Thus, the cargo’s gross weight or the container’s net weight is the one which is to mentioned on the Bill of Lading and because of that, the net weight of the shipment becomes irrelevant in this case.

It is important to measure the weight of the shipment on the bill of lading. Because it helps the freight forwarder estimate the cost of shipment.

For the purpose, different shipping companies use this word differently while mentioning in the bill of lading. However, you must know that it is always the cargo gross weight or the container’s net weight.

For example, the MAERSK freight company states in theirs bill of lading simply just as ‘weight’.

The CMA-CGM and MSC freight lines state in theirs bill of lading as ‘gross cargo weight.’ And some other corporations state in theirs bill of lading as ‘gross weight’ or ‘total gross weight’.

**Chapter 9: FAQs About ****Gross Weight vs Net Weight**

### 1. How to calculate shipment weight per hundred?

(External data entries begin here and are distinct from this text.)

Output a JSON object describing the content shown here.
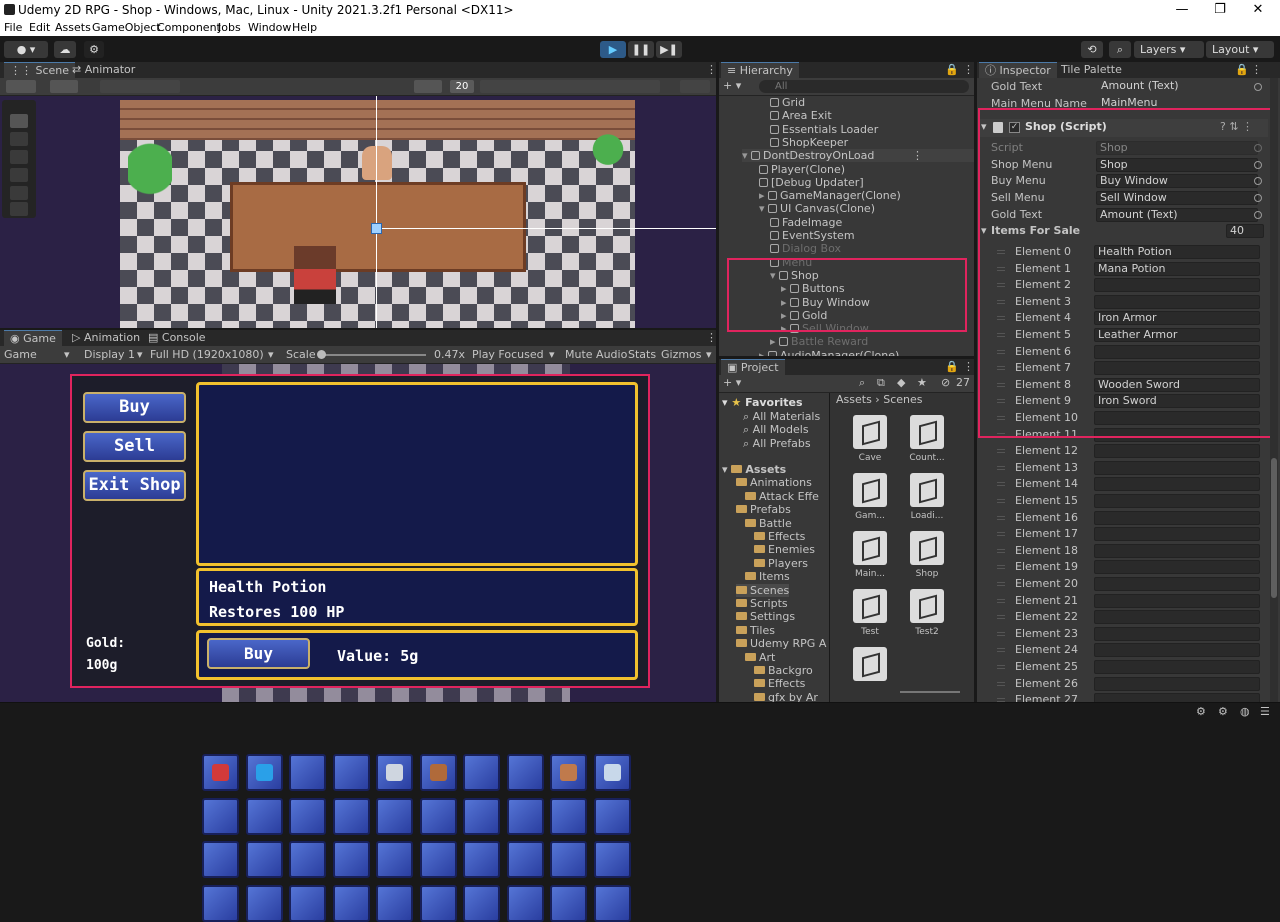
{
  "window": {
    "title": "Udemy 2D RPG - Shop - Windows, Mac, Linux - Unity 2021.3.2f1 Personal <DX11>"
  },
  "menu": [
    "File",
    "Edit",
    "Assets",
    "GameObject",
    "Component",
    "Jobs",
    "Window",
    "Help"
  ],
  "toolbar": {
    "layers": "Layers",
    "layout": "Layout"
  },
  "scene": {
    "tab_scene": "Scene",
    "tab_animator": "Animator",
    "gizmo_count": "20"
  },
  "game": {
    "tab_game": "Game",
    "tab_animation": "Animation",
    "tab_console": "Console",
    "mode": "Game",
    "display": "Display 1",
    "resolution": "Full HD (1920x1080)",
    "scale_label": "Scale",
    "scale_value": "0.47x",
    "play_focused": "Play Focused",
    "mute": "Mute Audio",
    "stats": "Stats",
    "gizmos": "Gizmos"
  },
  "shop": {
    "buy": "Buy",
    "sell": "Sell",
    "exit": "Exit Shop",
    "item_name": "Health Potion",
    "item_desc": "Restores 100 HP",
    "buy_btn": "Buy",
    "value": "Value: 5g",
    "gold_label": "Gold:",
    "gold_value": "100g"
  },
  "hierarchy": {
    "title": "Hierarchy",
    "search": "All",
    "items": [
      {
        "label": "Grid",
        "dim": false
      },
      {
        "label": "Area Exit",
        "dim": false
      },
      {
        "label": "Essentials Loader",
        "dim": false
      },
      {
        "label": "ShopKeeper",
        "dim": false
      },
      {
        "label": "DontDestroyOnLoad",
        "dim": false
      },
      {
        "label": "Player(Clone)",
        "dim": false
      },
      {
        "label": "[Debug Updater]",
        "dim": false
      },
      {
        "label": "GameManager(Clone)",
        "dim": false
      },
      {
        "label": "UI Canvas(Clone)",
        "dim": false
      },
      {
        "label": "FadeImage",
        "dim": false
      },
      {
        "label": "EventSystem",
        "dim": false
      },
      {
        "label": "Dialog Box",
        "dim": true
      },
      {
        "label": "Menu",
        "dim": true
      },
      {
        "label": "Shop",
        "dim": false
      },
      {
        "label": "Buttons",
        "dim": false
      },
      {
        "label": "Buy Window",
        "dim": false
      },
      {
        "label": "Gold",
        "dim": false
      },
      {
        "label": "Sell Window",
        "dim": true
      },
      {
        "label": "Battle Reward",
        "dim": true
      },
      {
        "label": "AudioManager(Clone)",
        "dim": false
      }
    ]
  },
  "project": {
    "title": "Project",
    "count": "27",
    "favorites": "Favorites",
    "fav_items": [
      "All Materials",
      "All Models",
      "All Prefabs"
    ],
    "assets": "Assets",
    "tree": [
      "Animations",
      "Attack Effe",
      "Prefabs",
      "Battle",
      "Effects",
      "Enemies",
      "Players",
      "Items",
      "Scenes",
      "Scripts",
      "Settings",
      "Tiles",
      "Udemy RPG A",
      "Art",
      "Backgro",
      "Effects",
      "gfx by Ar"
    ],
    "breadcrumb": [
      "Assets",
      "Scenes"
    ],
    "files": [
      "Cave",
      "Count...",
      "Gam...",
      "Loadi...",
      "Main...",
      "Shop",
      "Test",
      "Test2",
      ""
    ]
  },
  "inspector": {
    "tab_inspector": "Inspector",
    "tab_tile": "Tile Palette",
    "top_rows": [
      {
        "k": "Gold Text",
        "v": "Amount (Text)"
      },
      {
        "k": "Main Menu Name",
        "v": "MainMenu"
      }
    ],
    "component": "Shop (Script)",
    "fields": [
      {
        "k": "Script",
        "v": "Shop"
      },
      {
        "k": "Shop Menu",
        "v": "Shop"
      },
      {
        "k": "Buy Menu",
        "v": "Buy Window"
      },
      {
        "k": "Sell Menu",
        "v": "Sell Window"
      },
      {
        "k": "Gold Text",
        "v": "Amount (Text)"
      }
    ],
    "items_label": "Items For Sale",
    "items_count": "40",
    "elements": [
      {
        "k": "Element 0",
        "v": "Health Potion"
      },
      {
        "k": "Element 1",
        "v": "Mana Potion"
      },
      {
        "k": "Element 2",
        "v": ""
      },
      {
        "k": "Element 3",
        "v": ""
      },
      {
        "k": "Element 4",
        "v": "Iron Armor"
      },
      {
        "k": "Element 5",
        "v": "Leather Armor"
      },
      {
        "k": "Element 6",
        "v": ""
      },
      {
        "k": "Element 7",
        "v": ""
      },
      {
        "k": "Element 8",
        "v": "Wooden Sword"
      },
      {
        "k": "Element 9",
        "v": "Iron Sword"
      },
      {
        "k": "Element 10",
        "v": ""
      },
      {
        "k": "Element 11",
        "v": ""
      },
      {
        "k": "Element 12",
        "v": ""
      },
      {
        "k": "Element 13",
        "v": ""
      },
      {
        "k": "Element 14",
        "v": ""
      },
      {
        "k": "Element 15",
        "v": ""
      },
      {
        "k": "Element 16",
        "v": ""
      },
      {
        "k": "Element 17",
        "v": ""
      },
      {
        "k": "Element 18",
        "v": ""
      },
      {
        "k": "Element 19",
        "v": ""
      },
      {
        "k": "Element 20",
        "v": ""
      },
      {
        "k": "Element 21",
        "v": ""
      },
      {
        "k": "Element 22",
        "v": ""
      },
      {
        "k": "Element 23",
        "v": ""
      },
      {
        "k": "Element 24",
        "v": ""
      },
      {
        "k": "Element 25",
        "v": ""
      },
      {
        "k": "Element 26",
        "v": ""
      },
      {
        "k": "Element 27",
        "v": ""
      }
    ]
  },
  "colors": {
    "highlight": "#e0245e",
    "gold_border": "#f2c12e",
    "shop_bg": "#141a4a",
    "accent": "#4c7aa8"
  }
}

To determine your billable weight you must have the current weight of the freight you are trying to move. Shipment weight per hundred can be calculated by dividing the actual weight of the cargo in pounds by 100.

### 2. What adds weight cost during shipping?

If the chargeable weight of the shipment is to be considered from the gross weight and the volumetric weight whichever is higher.

If the products are not arranged in an orderly manner in the boxes, it will increase the volumetric weight of the consignment, thus it will add your cost.

### 3. Does gross weight is same with volumetric weight?

No, gross weight and the volumetric weight are way much different from each other. Volumetric weight varies from dimension to dimension.

### 4. Which is bigger net weight vs gross weight?

Gross weight is always bigger than the net weight because it contains the weight of vessel and the packing as well. On the other hand, the net weight is only the weight of the item to be shipped.

**Conclusion**

It always will confuse the non-professionals that which weight need to be filled in the formal table. And from above information, you must know more about the terms of weight, including the differences of gross weight vs net weight, and the usage of other related terms.

The weight number of your cargo is very important, and it will definitely affect your shipping fee. Therefore, confirm again and again to get the right number is important for your business and can save your money on the shipping process.